Problem:
The listing that follows is to be repeated exactly.

BEGIN Source data

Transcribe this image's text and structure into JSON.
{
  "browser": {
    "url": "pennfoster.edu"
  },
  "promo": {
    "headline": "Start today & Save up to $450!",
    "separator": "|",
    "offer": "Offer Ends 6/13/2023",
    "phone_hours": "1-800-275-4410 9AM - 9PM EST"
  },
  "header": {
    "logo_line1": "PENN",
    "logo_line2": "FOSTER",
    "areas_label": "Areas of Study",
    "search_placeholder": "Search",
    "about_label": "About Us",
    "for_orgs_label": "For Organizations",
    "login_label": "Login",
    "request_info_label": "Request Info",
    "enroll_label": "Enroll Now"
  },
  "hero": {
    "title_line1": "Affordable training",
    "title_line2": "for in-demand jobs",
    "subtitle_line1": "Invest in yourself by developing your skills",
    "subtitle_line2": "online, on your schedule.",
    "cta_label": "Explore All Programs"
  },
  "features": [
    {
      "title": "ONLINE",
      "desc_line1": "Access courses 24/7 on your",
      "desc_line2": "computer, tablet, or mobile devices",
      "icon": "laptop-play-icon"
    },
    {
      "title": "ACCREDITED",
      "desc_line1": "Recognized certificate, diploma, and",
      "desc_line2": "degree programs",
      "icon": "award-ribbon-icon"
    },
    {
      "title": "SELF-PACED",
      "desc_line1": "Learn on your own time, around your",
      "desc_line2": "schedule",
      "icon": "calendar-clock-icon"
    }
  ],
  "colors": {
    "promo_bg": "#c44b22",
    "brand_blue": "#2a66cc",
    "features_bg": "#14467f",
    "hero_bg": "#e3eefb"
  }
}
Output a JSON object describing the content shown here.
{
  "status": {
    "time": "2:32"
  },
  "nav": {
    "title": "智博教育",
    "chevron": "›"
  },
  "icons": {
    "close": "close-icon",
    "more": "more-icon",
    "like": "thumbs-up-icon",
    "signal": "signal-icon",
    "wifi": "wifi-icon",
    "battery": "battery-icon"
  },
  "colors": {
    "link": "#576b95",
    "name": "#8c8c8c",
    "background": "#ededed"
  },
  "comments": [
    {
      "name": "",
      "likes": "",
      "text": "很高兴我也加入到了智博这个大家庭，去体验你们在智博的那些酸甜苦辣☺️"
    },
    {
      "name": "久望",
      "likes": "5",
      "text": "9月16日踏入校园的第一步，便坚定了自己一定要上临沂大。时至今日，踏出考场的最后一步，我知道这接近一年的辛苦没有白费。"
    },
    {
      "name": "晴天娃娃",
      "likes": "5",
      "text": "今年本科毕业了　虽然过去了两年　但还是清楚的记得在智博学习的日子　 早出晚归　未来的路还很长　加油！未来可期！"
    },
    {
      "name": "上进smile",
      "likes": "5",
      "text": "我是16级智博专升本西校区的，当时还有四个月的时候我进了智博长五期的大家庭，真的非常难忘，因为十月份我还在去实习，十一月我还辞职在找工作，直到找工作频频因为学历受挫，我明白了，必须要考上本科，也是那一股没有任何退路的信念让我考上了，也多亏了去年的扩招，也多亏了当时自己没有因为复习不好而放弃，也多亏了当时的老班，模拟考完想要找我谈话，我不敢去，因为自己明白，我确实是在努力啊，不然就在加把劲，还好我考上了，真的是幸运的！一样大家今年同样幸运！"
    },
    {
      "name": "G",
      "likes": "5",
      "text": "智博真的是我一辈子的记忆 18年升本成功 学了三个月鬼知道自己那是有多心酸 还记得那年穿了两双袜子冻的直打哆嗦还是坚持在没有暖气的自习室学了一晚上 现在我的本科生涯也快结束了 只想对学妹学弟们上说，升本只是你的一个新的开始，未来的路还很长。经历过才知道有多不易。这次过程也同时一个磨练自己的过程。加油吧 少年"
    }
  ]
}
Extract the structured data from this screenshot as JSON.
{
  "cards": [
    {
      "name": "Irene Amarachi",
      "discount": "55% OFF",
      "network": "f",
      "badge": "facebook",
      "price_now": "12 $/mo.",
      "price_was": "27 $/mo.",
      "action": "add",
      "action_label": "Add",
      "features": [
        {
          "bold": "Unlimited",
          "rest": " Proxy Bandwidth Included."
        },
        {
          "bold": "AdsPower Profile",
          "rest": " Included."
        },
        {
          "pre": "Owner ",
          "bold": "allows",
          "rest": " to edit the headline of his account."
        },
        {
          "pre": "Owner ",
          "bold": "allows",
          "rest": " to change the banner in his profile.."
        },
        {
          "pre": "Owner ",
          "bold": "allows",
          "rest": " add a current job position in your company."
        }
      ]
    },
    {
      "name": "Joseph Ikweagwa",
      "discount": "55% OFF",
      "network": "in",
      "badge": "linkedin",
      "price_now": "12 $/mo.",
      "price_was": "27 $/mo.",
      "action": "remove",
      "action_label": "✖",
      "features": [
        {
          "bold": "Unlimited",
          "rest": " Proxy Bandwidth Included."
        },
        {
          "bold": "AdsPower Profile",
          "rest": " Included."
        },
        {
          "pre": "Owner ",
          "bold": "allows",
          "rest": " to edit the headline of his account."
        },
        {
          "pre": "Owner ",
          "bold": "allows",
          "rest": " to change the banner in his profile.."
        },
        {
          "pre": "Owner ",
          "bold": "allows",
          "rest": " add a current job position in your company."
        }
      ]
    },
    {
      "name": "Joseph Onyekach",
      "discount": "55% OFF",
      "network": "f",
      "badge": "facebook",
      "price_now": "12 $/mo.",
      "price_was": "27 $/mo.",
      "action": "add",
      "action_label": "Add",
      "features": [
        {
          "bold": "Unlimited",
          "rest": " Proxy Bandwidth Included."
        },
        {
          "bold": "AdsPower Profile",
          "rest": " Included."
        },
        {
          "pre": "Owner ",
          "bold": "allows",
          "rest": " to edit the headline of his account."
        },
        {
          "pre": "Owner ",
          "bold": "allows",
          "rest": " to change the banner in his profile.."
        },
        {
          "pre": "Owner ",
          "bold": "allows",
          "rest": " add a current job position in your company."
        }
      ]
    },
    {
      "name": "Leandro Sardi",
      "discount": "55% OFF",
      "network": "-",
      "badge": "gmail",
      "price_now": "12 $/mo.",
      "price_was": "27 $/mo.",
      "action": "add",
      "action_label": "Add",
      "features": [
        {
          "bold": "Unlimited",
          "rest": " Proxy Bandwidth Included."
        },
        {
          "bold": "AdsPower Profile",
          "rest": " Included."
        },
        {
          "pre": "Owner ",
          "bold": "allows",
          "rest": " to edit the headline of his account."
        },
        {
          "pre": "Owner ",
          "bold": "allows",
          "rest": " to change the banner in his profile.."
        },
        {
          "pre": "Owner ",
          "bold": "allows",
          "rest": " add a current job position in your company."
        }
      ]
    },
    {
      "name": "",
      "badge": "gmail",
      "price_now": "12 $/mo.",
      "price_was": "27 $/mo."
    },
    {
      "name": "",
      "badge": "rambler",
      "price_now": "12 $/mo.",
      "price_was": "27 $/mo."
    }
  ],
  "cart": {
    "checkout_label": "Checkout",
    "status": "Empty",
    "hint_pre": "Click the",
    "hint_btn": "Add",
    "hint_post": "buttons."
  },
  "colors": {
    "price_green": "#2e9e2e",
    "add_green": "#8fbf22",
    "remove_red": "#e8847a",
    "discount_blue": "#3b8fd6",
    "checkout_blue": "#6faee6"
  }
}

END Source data

Exercise result:
Transcribe this image's text and structure into JSON.
{
  "browser": {
    "url": "pennfoster.edu"
  },
  "promo": {
    "headline": "Start today & Save up to $450!",
    "separator": "|",
    "offer": "Offer Ends 6/13/2023",
    "phone_hours": "1-800-275-4410 9AM - 9PM EST"
  },
  "header": {
    "logo_line1": "PENN",
    "logo_line2": "FOSTER",
    "areas_label": "Areas of Study",
    "search_placeholder": "Search",
    "about_label": "About Us",
    "for_orgs_label": "For Organizations",
    "login_label": "Login",
    "request_info_label": "Request Info",
    "enroll_label": "Enroll Now"
  },
  "hero": {
    "title_line1": "Affordable training",
    "title_line2": "for in-demand jobs",
    "subtitle_line1": "Invest in yourself by developing your skills",
    "subtitle_line2": "online, on your schedule.",
    "cta_label": "Explore All Programs"
  },
  "features": [
    {
      "title": "ONLINE",
      "desc_line1": "Access courses 24/7 on your",
      "desc_line2": "computer, tablet, or mobile devices",
      "icon": "laptop-play-icon"
    },
    {
      "title": "ACCREDITED",
      "desc_line1": "Recognized certificate, diploma, and",
      "desc_line2": "degree programs",
      "icon": "award-ribbon-icon"
    },
    {
      "title": "SELF-PACED",
      "desc_line1": "Learn on your own time, around your",
      "desc_line2": "schedule",
      "icon": "calendar-clock-icon"
    }
  ],
  "colors": {
    "promo_bg": "#c44b22",
    "brand_blue": "#2a66cc",
    "features_bg": "#14467f",
    "hero_bg": "#e3eefb"
  }
}
Output a JSON object describing the content shown here.
{
  "status": {
    "time": "2:32"
  },
  "nav": {
    "title": "智博教育",
    "chevron": "›"
  },
  "icons": {
    "close": "close-icon",
    "more": "more-icon",
    "like": "thumbs-up-icon",
    "signal": "signal-icon",
    "wifi": "wifi-icon",
    "battery": "battery-icon"
  },
  "colors": {
    "link": "#576b95",
    "name": "#8c8c8c",
    "background": "#ededed"
  },
  "comments": [
    {
      "name": "",
      "likes": "",
      "text": "很高兴我也加入到了智博这个大家庭，去体验你们在智博的那些酸甜苦辣☺️"
    },
    {
      "name": "久望",
      "likes": "5",
      "text": "9月16日踏入校园的第一步，便坚定了自己一定要上临沂大。时至今日，踏出考场的最后一步，我知道这接近一年的辛苦没有白费。"
    },
    {
      "name": "晴天娃娃",
      "likes": "5",
      "text": "今年本科毕业了　虽然过去了两年　但还是清楚的记得在智博学习的日子　 早出晚归　未来的路还很长　加油！未来可期！"
    },
    {
      "name": "上进smile",
      "likes": "5",
      "text": "我是16级智博专升本西校区的，当时还有四个月的时候我进了智博长五期的大家庭，真的非常难忘，因为十月份我还在去实习，十一月我还辞职在找工作，直到找工作频频因为学历受挫，我明白了，必须要考上本科，也是那一股没有任何退路的信念让我考上了，也多亏了去年的扩招，也多亏了当时自己没有因为复习不好而放弃，也多亏了当时的老班，模拟考完想要找我谈话，我不敢去，因为自己明白，我确实是在努力啊，不然就在加把劲，还好我考上了，真的是幸运的！一样大家今年同样幸运！"
    },
    {
      "name": "G",
      "likes": "5",
      "text": "智博真的是我一辈子的记忆 18年升本成功 学了三个月鬼知道自己那是有多心酸 还记得那年穿了两双袜子冻的直打哆嗦还是坚持在没有暖气的自习室学了一晚上 现在我的本科生涯也快结束了 只想对学妹学弟们上说，升本只是你的一个新的开始，未来的路还很长。经历过才知道有多不易。这次过程也同时一个磨练自己的过程。加油吧 少年"
    }
  ]
}
Extract the structured data from this screenshot as JSON.
{
  "cards": [
    {
      "name": "Irene Amarachi",
      "discount": "55% OFF",
      "network": "f",
      "badge": "facebook",
      "price_now": "12 $/mo.",
      "price_was": "27 $/mo.",
      "action": "add",
      "action_label": "Add",
      "features": [
        {
          "bold": "Unlimited",
          "rest": " Proxy Bandwidth Included."
        },
        {
          "bold": "AdsPower Profile",
          "rest": " Included."
        },
        {
          "pre": "Owner ",
          "bold": "allows",
          "rest": " to edit the headline of his account."
        },
        {
          "pre": "Owner ",
          "bold": "allows",
          "rest": " to change the banner in his profile.."
        },
        {
          "pre": "Owner ",
          "bold": "allows",
          "rest": " add a current job position in your company."
        }
      ]
    },
    {
      "name": "Joseph Ikweagwa",
      "discount": "55% OFF",
      "network": "in",
      "badge": "linkedin",
      "price_now": "12 $/mo.",
      "price_was": "27 $/mo.",
      "action": "remove",
      "action_label": "✖",
      "features": [
        {
          "bold": "Unlimited",
          "rest": " Proxy Bandwidth Included."
        },
        {
          "bold": "AdsPower Profile",
          "rest": " Included."
        },
        {
          "pre": "Owner ",
          "bold": "allows",
          "rest": " to edit the headline of his account."
        },
        {
          "pre": "Owner ",
          "bold": "allows",
          "rest": " to change the banner in his profile.."
        },
        {
          "pre": "Owner ",
          "bold": "allows",
          "rest": " add a current job position in your company."
        }
      ]
    },
    {
      "name": "Joseph Onyekach",
      "discount": "55% OFF",
      "network": "f",
      "badge": "facebook",
      "price_now": "12 $/mo.",
      "price_was": "27 $/mo.",
      "action": "add",
      "action_label": "Add",
      "features": [
        {
          "bold": "Unlimited",
          "rest": " Proxy Bandwidth Included."
        },
        {
          "bold": "AdsPower Profile",
          "rest": " Included."
        },
        {
          "pre": "Owner ",
          "bold": "allows",
          "rest": " to edit the headline of his account."
        },
        {
          "pre": "Owner ",
          "bold": "allows",
          "rest": " to change the banner in his profile.."
        },
        {
          "pre": "Owner ",
          "bold": "allows",
          "rest": " add a current job position in your company."
        }
      ]
    },
    {
      "name": "Leandro Sardi",
      "discount": "55% OFF",
      "network": "-",
      "badge": "gmail",
      "price_now": "12 $/mo.",
      "price_was": "27 $/mo.",
      "action": "add",
      "action_label": "Add",
      "features": [
        {
          "bold": "Unlimited",
          "rest": " Proxy Bandwidth Included."
        },
        {
          "bold": "AdsPower Profile",
          "rest": " Included."
        },
        {
          "pre": "Owner ",
          "bold": "allows",
          "rest": " to edit the headline of his account."
        },
        {
          "pre": "Owner ",
          "bold": "allows",
          "rest": " to change the banner in his profile.."
        },
        {
          "pre": "Owner ",
          "bold": "allows",
          "rest": " add a current job position in your company."
        }
      ]
    },
    {
      "name": "",
      "badge": "gmail",
      "price_now": "12 $/mo.",
      "price_was": "27 $/mo."
    },
    {
      "name": "",
      "badge": "rambler",
      "price_now": "12 $/mo.",
      "price_was": "27 $/mo."
    }
  ],
  "cart": {
    "checkout_label": "Checkout",
    "status": "Empty",
    "hint_pre": "Click the",
    "hint_btn": "Add",
    "hint_post": "buttons."
  },
  "colors": {
    "price_green": "#2e9e2e",
    "add_green": "#8fbf22",
    "remove_red": "#e8847a",
    "discount_blue": "#3b8fd6",
    "checkout_blue": "#6faee6"
  }
}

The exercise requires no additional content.